Right wingers are trying to create a backlash against the fantastic Black Lives Matter (BLM) movement.
First they said that people protesting were spreading coronavirus.
Now they say the BLM movement is racist.
An article in the Telegraph newspaper at the weekend argued that BLM protests are “a catalyst for antisemitism”. The explanation for this was that some anti-racists are critical of Israel because of its oppression of Palestinians.
The Israeli state is based on oppression and violence.
Opposing it is not antisemitic—many Jewish people also oppose Israel.
Right wingers attack when they feel the system they want to uphold is somehow under threat. The best way to respond is to keep building the movement.
It has already won significant gains—for instance, promises that statues of slavers will go. And there’s potential to go much further.
Lots of people on the protests rightly see that racism is ingrained into the society we live in. It isn’t simply a problem of the ideas in individual people’s heads.
Systemic racism means black people are more likely to be poor than white people.
They are more likely to be out of work and more likely to live in overcrowded housing.

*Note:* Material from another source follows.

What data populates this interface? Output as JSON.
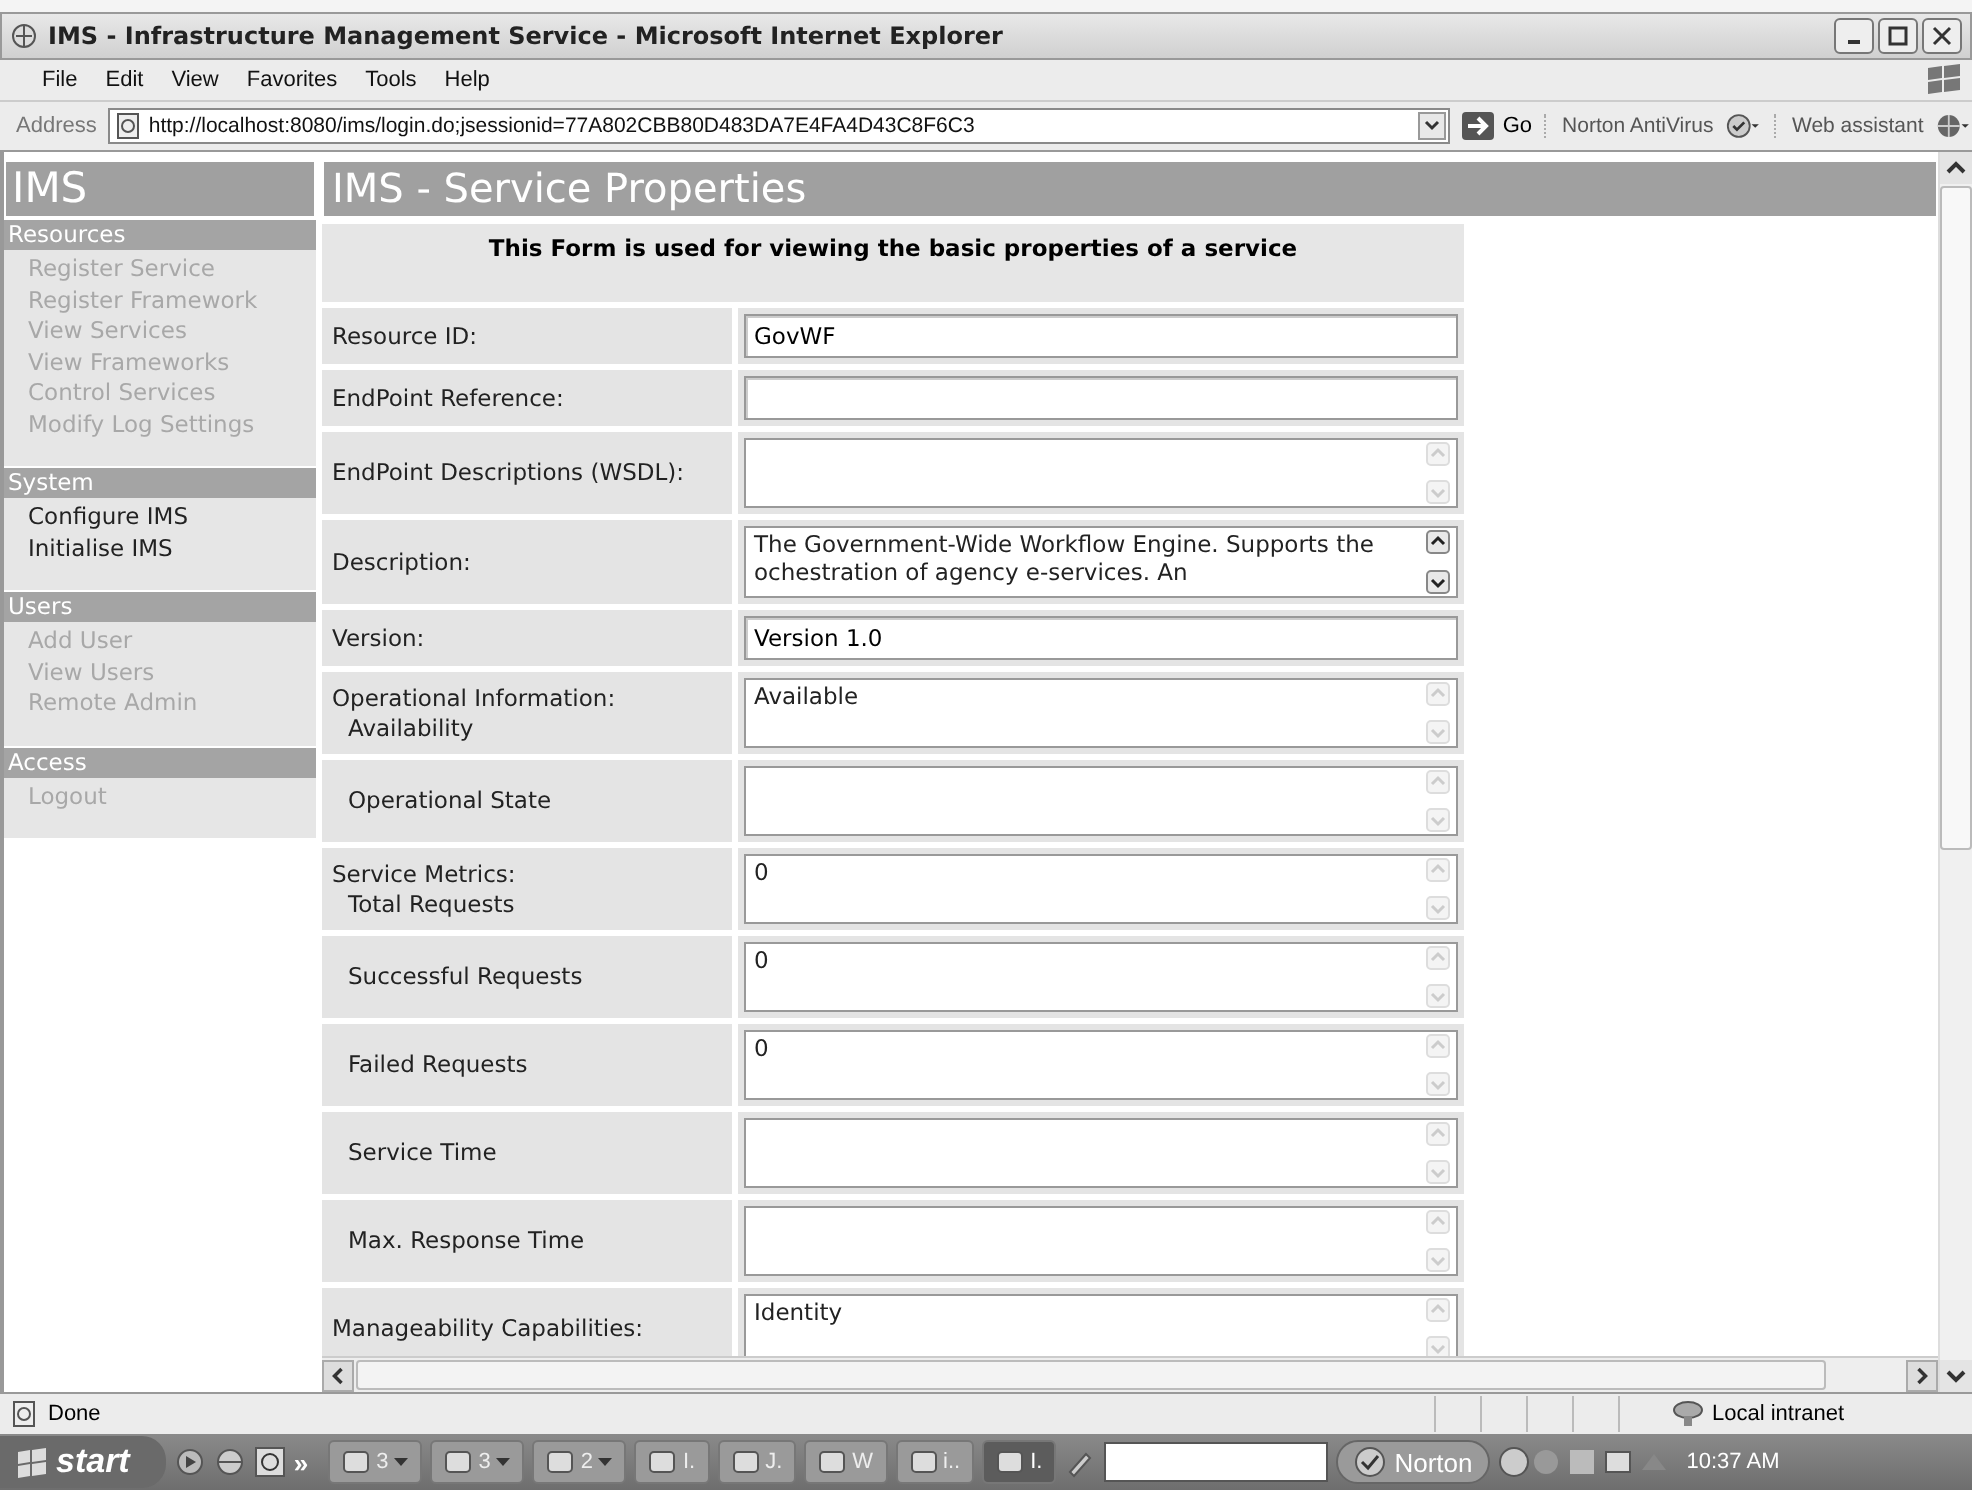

Black people are more likely to have poorer health—not because of some genetic difference but because of racism.
We have to challenge racist ideas wherever they appear, including among working class people.
But important as this is, it won’t change this structural racism.
So we have to go further. We have to demand real changes in society—such as an end to stop and search. It is possible to win reforms.
But as long as we live under capitalism, there will always be a limit to them—and our rulers will always try to push them back.
Racism isn’t natural. It is something encouraged by those at the top to divide ordinary people.
As part of this, our rulers try to convince working class white people that they have a stake in the system.
In reality, all working class people have an interest in overthrowing it.
Right wingers paint the idea of revolution as fanciful.
But in fact they happen time after time because the system fails billions of people.
The state, with its army and vicious police, can seem all-powerful. But the global working class is bigger than ever before and vastly outnumbers our rulers and their backers.
It is possible to have a world without racism—but not while capitalism stays in place.
Instead we need to fight for a socialist world where ordinary people, black and white, are in charge.